[Entries from a dataset of interfaces]
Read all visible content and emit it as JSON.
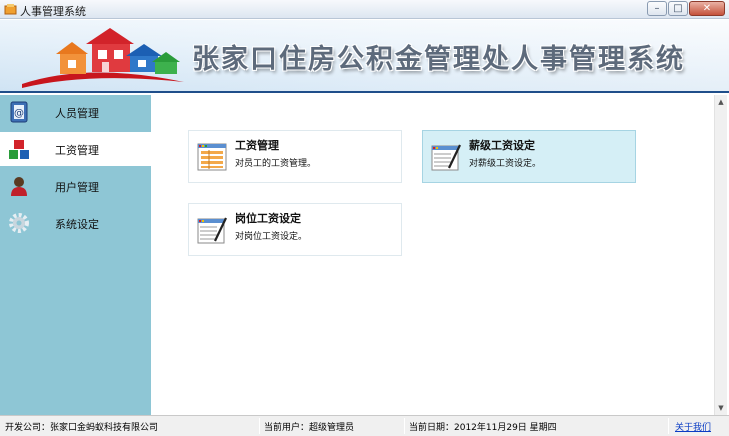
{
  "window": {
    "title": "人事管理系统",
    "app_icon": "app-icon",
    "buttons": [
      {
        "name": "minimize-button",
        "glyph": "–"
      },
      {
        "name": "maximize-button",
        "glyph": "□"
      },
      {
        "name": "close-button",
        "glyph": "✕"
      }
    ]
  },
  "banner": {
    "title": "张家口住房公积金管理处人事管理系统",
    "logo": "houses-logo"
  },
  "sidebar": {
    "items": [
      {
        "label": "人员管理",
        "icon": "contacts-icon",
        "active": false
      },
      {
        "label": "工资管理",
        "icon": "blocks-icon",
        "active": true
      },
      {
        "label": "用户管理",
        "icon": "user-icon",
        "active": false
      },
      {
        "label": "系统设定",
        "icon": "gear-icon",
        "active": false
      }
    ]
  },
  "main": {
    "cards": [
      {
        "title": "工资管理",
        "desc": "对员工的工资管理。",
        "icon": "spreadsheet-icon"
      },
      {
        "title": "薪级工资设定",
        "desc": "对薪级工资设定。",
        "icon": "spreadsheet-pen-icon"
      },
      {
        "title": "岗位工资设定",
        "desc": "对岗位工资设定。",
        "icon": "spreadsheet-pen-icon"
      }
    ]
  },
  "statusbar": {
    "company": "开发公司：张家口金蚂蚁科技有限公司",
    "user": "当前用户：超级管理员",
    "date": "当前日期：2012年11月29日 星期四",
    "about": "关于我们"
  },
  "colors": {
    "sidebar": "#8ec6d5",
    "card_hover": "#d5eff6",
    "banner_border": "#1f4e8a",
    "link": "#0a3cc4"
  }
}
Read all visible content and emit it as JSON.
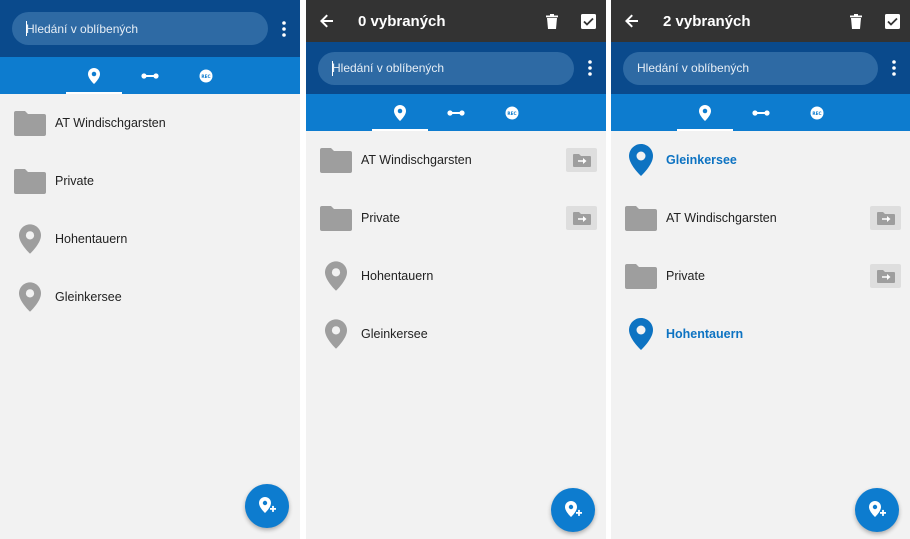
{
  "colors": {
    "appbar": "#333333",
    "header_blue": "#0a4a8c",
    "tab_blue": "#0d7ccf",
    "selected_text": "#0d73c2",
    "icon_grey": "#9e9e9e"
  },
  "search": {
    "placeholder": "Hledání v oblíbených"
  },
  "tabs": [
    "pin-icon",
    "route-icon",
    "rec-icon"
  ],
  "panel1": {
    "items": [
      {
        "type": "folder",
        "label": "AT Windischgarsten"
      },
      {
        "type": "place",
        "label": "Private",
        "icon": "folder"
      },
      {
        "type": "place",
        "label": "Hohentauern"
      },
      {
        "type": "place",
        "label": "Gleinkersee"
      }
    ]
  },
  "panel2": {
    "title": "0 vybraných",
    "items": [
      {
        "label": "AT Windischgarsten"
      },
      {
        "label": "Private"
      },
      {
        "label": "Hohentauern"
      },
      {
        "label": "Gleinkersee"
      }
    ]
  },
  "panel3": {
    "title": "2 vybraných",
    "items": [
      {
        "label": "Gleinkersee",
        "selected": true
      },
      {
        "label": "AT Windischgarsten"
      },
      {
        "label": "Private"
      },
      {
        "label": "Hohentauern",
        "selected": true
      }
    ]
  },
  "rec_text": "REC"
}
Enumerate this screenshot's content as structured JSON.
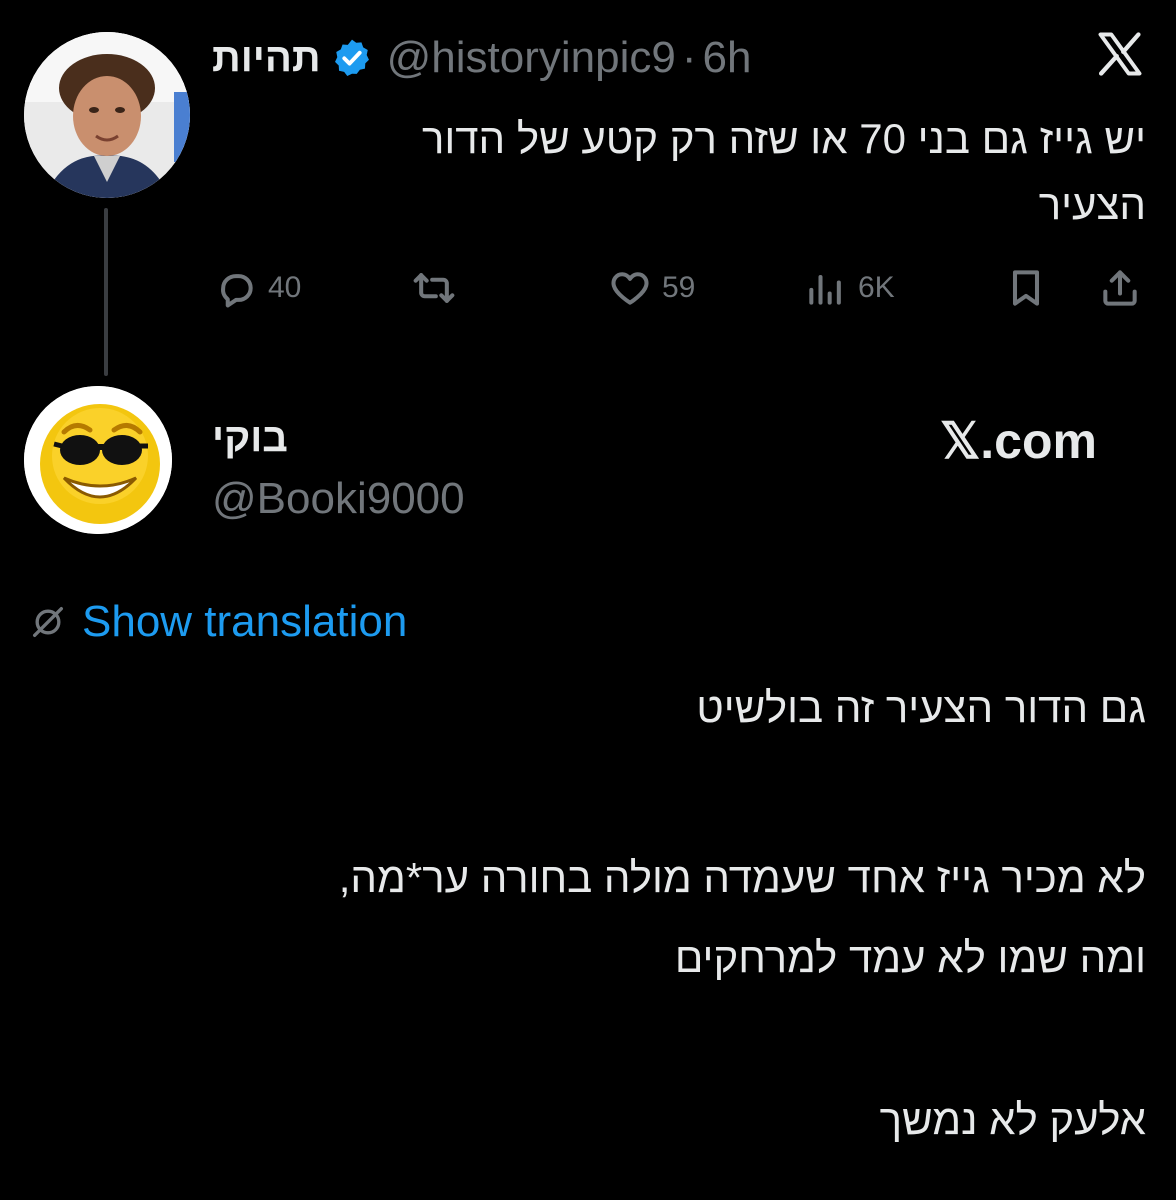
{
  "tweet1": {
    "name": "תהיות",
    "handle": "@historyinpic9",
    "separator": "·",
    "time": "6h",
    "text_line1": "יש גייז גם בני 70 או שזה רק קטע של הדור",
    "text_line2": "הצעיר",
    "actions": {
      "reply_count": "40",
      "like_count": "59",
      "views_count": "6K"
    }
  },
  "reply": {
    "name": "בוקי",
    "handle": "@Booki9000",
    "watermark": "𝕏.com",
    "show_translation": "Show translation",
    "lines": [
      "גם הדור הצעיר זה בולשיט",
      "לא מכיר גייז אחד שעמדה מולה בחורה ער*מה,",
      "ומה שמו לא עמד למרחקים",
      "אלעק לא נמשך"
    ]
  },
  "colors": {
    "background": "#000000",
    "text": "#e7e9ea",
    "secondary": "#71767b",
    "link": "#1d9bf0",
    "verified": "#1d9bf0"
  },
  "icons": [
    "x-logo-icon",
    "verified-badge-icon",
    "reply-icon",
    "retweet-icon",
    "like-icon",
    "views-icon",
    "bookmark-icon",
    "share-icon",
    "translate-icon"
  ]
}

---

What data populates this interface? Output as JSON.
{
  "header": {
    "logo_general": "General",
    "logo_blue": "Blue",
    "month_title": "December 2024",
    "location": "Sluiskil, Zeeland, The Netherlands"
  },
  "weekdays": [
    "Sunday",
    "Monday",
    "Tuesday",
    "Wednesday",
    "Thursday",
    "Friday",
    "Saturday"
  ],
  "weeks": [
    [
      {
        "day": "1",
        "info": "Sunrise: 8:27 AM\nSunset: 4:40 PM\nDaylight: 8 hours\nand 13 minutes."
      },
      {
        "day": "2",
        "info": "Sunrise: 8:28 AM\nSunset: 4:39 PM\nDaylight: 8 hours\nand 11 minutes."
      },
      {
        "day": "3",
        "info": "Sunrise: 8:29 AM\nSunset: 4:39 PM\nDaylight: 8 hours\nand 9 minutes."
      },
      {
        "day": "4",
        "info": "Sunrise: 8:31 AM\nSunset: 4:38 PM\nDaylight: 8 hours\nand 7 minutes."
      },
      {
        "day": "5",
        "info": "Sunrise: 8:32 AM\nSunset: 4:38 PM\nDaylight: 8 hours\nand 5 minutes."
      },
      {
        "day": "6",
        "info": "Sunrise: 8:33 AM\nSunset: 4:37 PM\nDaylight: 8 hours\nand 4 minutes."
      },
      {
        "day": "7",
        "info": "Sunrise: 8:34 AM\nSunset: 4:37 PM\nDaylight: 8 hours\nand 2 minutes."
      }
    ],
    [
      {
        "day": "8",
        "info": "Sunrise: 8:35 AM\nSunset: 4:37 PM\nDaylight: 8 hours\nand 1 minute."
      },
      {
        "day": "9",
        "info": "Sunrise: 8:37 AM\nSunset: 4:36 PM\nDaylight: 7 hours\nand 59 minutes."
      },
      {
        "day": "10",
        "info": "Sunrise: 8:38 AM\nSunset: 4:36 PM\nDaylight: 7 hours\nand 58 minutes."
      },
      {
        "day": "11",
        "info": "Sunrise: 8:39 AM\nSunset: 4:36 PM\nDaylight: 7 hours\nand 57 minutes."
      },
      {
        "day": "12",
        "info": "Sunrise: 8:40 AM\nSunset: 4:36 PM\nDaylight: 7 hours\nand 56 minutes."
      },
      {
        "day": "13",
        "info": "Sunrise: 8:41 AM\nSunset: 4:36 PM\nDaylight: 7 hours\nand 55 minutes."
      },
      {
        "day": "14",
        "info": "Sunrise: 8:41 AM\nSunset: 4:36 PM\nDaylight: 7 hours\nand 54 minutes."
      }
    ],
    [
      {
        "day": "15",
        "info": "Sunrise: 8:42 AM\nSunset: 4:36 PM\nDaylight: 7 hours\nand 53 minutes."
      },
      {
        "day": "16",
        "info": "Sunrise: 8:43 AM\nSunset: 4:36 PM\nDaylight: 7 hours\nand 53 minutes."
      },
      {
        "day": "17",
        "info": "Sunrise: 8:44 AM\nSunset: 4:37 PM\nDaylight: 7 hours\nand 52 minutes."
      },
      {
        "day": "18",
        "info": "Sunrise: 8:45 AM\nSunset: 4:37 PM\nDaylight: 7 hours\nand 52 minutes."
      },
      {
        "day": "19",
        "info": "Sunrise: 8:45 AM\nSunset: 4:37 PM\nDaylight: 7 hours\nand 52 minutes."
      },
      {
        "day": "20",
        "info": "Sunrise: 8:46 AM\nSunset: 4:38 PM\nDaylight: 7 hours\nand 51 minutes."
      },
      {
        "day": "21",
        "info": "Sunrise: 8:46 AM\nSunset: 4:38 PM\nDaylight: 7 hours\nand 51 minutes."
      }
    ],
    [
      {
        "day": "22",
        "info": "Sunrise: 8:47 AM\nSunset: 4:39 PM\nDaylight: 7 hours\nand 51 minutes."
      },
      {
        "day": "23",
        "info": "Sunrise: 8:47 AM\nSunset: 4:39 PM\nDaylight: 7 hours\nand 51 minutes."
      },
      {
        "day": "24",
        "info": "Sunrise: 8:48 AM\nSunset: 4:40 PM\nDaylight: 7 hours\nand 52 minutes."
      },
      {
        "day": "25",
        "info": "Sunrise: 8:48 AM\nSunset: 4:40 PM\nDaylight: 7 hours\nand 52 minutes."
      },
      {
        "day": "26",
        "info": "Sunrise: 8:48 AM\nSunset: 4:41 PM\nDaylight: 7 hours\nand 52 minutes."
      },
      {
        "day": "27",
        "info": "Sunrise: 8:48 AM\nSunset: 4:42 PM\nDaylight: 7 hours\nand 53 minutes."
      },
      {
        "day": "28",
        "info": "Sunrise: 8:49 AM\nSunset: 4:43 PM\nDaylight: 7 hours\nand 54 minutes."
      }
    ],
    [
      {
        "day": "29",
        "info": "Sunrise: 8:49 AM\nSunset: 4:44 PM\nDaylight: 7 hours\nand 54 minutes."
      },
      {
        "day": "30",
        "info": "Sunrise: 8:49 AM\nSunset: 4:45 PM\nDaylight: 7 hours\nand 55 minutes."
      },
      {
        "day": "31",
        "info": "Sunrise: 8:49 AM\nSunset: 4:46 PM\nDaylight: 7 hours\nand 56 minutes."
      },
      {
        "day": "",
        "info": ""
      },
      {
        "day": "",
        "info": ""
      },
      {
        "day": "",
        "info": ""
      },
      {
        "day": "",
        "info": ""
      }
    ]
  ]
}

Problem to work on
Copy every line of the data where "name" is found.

Your response
        "name": "minimize-button",
        "name": "maximize-button",
        "name": "close-button",
    "name": "תהיות",
    "name": "בוקי",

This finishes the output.